# Exercise aim:
In this exercise, reproduce the whole listing exactly.

# Extracted data:

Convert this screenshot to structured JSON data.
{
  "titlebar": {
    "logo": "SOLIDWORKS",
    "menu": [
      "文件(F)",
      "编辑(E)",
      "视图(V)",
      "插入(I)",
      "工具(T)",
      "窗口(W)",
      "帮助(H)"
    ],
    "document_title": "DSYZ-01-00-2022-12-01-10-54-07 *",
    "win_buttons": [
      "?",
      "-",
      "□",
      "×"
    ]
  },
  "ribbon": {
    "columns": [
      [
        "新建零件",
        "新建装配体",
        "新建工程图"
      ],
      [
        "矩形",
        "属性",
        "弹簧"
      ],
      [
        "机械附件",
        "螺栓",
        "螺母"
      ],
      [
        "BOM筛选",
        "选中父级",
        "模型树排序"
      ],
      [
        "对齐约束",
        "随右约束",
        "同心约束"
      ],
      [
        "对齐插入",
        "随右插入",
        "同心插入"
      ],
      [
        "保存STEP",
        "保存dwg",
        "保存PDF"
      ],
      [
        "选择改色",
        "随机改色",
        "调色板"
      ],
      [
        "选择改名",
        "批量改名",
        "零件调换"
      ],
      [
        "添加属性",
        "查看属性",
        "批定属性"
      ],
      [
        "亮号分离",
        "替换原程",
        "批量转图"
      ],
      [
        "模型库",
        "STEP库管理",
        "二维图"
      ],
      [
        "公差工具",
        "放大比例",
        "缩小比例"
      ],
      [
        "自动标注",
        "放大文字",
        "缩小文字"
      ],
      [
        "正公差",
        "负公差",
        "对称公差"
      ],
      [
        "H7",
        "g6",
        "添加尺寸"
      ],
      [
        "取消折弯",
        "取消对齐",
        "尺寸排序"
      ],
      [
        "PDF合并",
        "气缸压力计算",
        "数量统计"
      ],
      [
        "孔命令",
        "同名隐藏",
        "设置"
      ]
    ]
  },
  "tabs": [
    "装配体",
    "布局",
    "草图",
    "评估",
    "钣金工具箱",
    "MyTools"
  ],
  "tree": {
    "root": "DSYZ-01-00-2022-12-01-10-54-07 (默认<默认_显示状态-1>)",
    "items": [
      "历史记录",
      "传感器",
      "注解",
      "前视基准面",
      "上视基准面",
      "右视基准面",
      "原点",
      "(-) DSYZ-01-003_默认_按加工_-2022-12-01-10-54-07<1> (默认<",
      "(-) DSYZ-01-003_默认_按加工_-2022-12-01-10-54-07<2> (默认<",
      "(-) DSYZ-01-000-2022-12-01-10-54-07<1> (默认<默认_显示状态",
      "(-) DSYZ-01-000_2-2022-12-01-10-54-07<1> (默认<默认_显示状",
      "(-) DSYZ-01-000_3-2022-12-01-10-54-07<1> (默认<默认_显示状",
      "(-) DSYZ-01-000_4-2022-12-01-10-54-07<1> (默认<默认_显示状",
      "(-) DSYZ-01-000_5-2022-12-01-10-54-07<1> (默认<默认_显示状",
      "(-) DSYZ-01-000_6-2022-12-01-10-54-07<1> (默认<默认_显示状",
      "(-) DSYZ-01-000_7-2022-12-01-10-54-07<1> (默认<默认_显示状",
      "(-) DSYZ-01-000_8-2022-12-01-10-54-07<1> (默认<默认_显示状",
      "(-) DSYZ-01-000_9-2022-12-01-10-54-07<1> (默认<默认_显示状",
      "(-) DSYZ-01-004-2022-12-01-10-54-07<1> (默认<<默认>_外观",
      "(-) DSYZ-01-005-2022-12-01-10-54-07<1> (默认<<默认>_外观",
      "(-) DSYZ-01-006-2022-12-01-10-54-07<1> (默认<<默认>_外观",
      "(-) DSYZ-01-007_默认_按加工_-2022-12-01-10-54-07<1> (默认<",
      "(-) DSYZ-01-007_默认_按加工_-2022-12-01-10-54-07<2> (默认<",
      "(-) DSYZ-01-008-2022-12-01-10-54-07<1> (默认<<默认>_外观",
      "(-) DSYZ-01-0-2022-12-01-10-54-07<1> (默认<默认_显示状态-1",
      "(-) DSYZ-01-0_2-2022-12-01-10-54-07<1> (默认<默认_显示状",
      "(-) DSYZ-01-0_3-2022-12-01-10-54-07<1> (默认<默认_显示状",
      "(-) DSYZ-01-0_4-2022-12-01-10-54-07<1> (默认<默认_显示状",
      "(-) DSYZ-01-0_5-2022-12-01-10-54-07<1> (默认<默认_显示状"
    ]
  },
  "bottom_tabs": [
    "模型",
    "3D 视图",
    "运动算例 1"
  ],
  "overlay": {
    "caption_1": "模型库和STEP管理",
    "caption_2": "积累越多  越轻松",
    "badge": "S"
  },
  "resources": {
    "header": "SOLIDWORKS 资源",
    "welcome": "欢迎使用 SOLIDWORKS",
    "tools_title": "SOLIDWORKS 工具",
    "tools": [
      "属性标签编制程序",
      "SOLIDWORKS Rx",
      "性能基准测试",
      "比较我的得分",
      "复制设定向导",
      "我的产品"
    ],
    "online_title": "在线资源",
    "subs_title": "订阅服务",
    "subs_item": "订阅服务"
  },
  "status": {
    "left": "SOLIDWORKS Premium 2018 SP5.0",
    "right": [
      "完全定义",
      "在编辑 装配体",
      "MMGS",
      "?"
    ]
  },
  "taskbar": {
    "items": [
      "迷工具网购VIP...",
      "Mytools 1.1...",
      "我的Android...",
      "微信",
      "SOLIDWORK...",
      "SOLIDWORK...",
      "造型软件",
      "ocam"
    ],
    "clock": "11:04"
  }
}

# Finished exercise:
Convert this screenshot to structured JSON data.
{
  "titlebar": {
    "logo": "SOLIDWORKS",
    "menu": [
      "文件(F)",
      "编辑(E)",
      "视图(V)",
      "插入(I)",
      "工具(T)",
      "窗口(W)",
      "帮助(H)"
    ],
    "document_title": "DSYZ-01-00-2022-12-01-10-54-07 *",
    "win_buttons": [
      "?",
      "-",
      "□",
      "×"
    ]
  },
  "ribbon": {
    "columns": [
      [
        "新建零件",
        "新建装配体",
        "新建工程图"
      ],
      [
        "矩形",
        "属性",
        "弹簧"
      ],
      [
        "机械附件",
        "螺栓",
        "螺母"
      ],
      [
        "BOM筛选",
        "选中父级",
        "模型树排序"
      ],
      [
        "对齐约束",
        "随右约束",
        "同心约束"
      ],
      [
        "对齐插入",
        "随右插入",
        "同心插入"
      ],
      [
        "保存STEP",
        "保存dwg",
        "保存PDF"
      ],
      [
        "选择改色",
        "随机改色",
        "调色板"
      ],
      [
        "选择改名",
        "批量改名",
        "零件调换"
      ],
      [
        "添加属性",
        "查看属性",
        "批定属性"
      ],
      [
        "亮号分离",
        "替换原程",
        "批量转图"
      ],
      [
        "模型库",
        "STEP库管理",
        "二维图"
      ],
      [
        "公差工具",
        "放大比例",
        "缩小比例"
      ],
      [
        "自动标注",
        "放大文字",
        "缩小文字"
      ],
      [
        "正公差",
        "负公差",
        "对称公差"
      ],
      [
        "H7",
        "g6",
        "添加尺寸"
      ],
      [
        "取消折弯",
        "取消对齐",
        "尺寸排序"
      ],
      [
        "PDF合并",
        "气缸压力计算",
        "数量统计"
      ],
      [
        "孔命令",
        "同名隐藏",
        "设置"
      ]
    ]
  },
  "tabs": [
    "装配体",
    "布局",
    "草图",
    "评估",
    "钣金工具箱",
    "MyTools"
  ],
  "tree": {
    "root": "DSYZ-01-00-2022-12-01-10-54-07 (默认<默认_显示状态-1>)",
    "items": [
      "历史记录",
      "传感器",
      "注解",
      "前视基准面",
      "上视基准面",
      "右视基准面",
      "原点",
      "(-) DSYZ-01-003_默认_按加工_-2022-12-01-10-54-07<1> (默认<",
      "(-) DSYZ-01-003_默认_按加工_-2022-12-01-10-54-07<2> (默认<",
      "(-) DSYZ-01-000-2022-12-01-10-54-07<1> (默认<默认_显示状态",
      "(-) DSYZ-01-000_2-2022-12-01-10-54-07<1> (默认<默认_显示状",
      "(-) DSYZ-01-000_3-2022-12-01-10-54-07<1> (默认<默认_显示状",
      "(-) DSYZ-01-000_4-2022-12-01-10-54-07<1> (默认<默认_显示状",
      "(-) DSYZ-01-000_5-2022-12-01-10-54-07<1> (默认<默认_显示状",
      "(-) DSYZ-01-000_6-2022-12-01-10-54-07<1> (默认<默认_显示状",
      "(-) DSYZ-01-000_7-2022-12-01-10-54-07<1> (默认<默认_显示状",
      "(-) DSYZ-01-000_8-2022-12-01-10-54-07<1> (默认<默认_显示状",
      "(-) DSYZ-01-000_9-2022-12-01-10-54-07<1> (默认<默认_显示状",
      "(-) DSYZ-01-004-2022-12-01-10-54-07<1> (默认<<默认>_外观",
      "(-) DSYZ-01-005-2022-12-01-10-54-07<1> (默认<<默认>_外观",
      "(-) DSYZ-01-006-2022-12-01-10-54-07<1> (默认<<默认>_外观",
      "(-) DSYZ-01-007_默认_按加工_-2022-12-01-10-54-07<1> (默认<",
      "(-) DSYZ-01-007_默认_按加工_-2022-12-01-10-54-07<2> (默认<",
      "(-) DSYZ-01-008-2022-12-01-10-54-07<1> (默认<<默认>_外观",
      "(-) DSYZ-01-0-2022-12-01-10-54-07<1> (默认<默认_显示状态-1",
      "(-) DSYZ-01-0_2-2022-12-01-10-54-07<1> (默认<默认_显示状",
      "(-) DSYZ-01-0_3-2022-12-01-10-54-07<1> (默认<默认_显示状",
      "(-) DSYZ-01-0_4-2022-12-01-10-54-07<1> (默认<默认_显示状",
      "(-) DSYZ-01-0_5-2022-12-01-10-54-07<1> (默认<默认_显示状"
    ]
  },
  "bottom_tabs": [
    "模型",
    "3D 视图",
    "运动算例 1"
  ],
  "overlay": {
    "caption_1": "模型库和STEP管理",
    "caption_2": "积累越多  越轻松",
    "badge": "S"
  },
  "resources": {
    "header": "SOLIDWORKS 资源",
    "welcome": "欢迎使用 SOLIDWORKS",
    "tools_title": "SOLIDWORKS 工具",
    "tools": [
      "属性标签编制程序",
      "SOLIDWORKS Rx",
      "性能基准测试",
      "比较我的得分",
      "复制设定向导",
      "我的产品"
    ],
    "online_title": "在线资源",
    "subs_title": "订阅服务",
    "subs_item": "订阅服务"
  },
  "status": {
    "left": "SOLIDWORKS Premium 2018 SP5.0",
    "right": [
      "完全定义",
      "在编辑 装配体",
      "MMGS",
      "?"
    ]
  },
  "taskbar": {
    "items": [
      "迷工具网购VIP...",
      "Mytools 1.1...",
      "我的Android...",
      "微信",
      "SOLIDWORK...",
      "SOLIDWORK...",
      "造型软件",
      "ocam"
    ],
    "clock": "11:04"
  }
}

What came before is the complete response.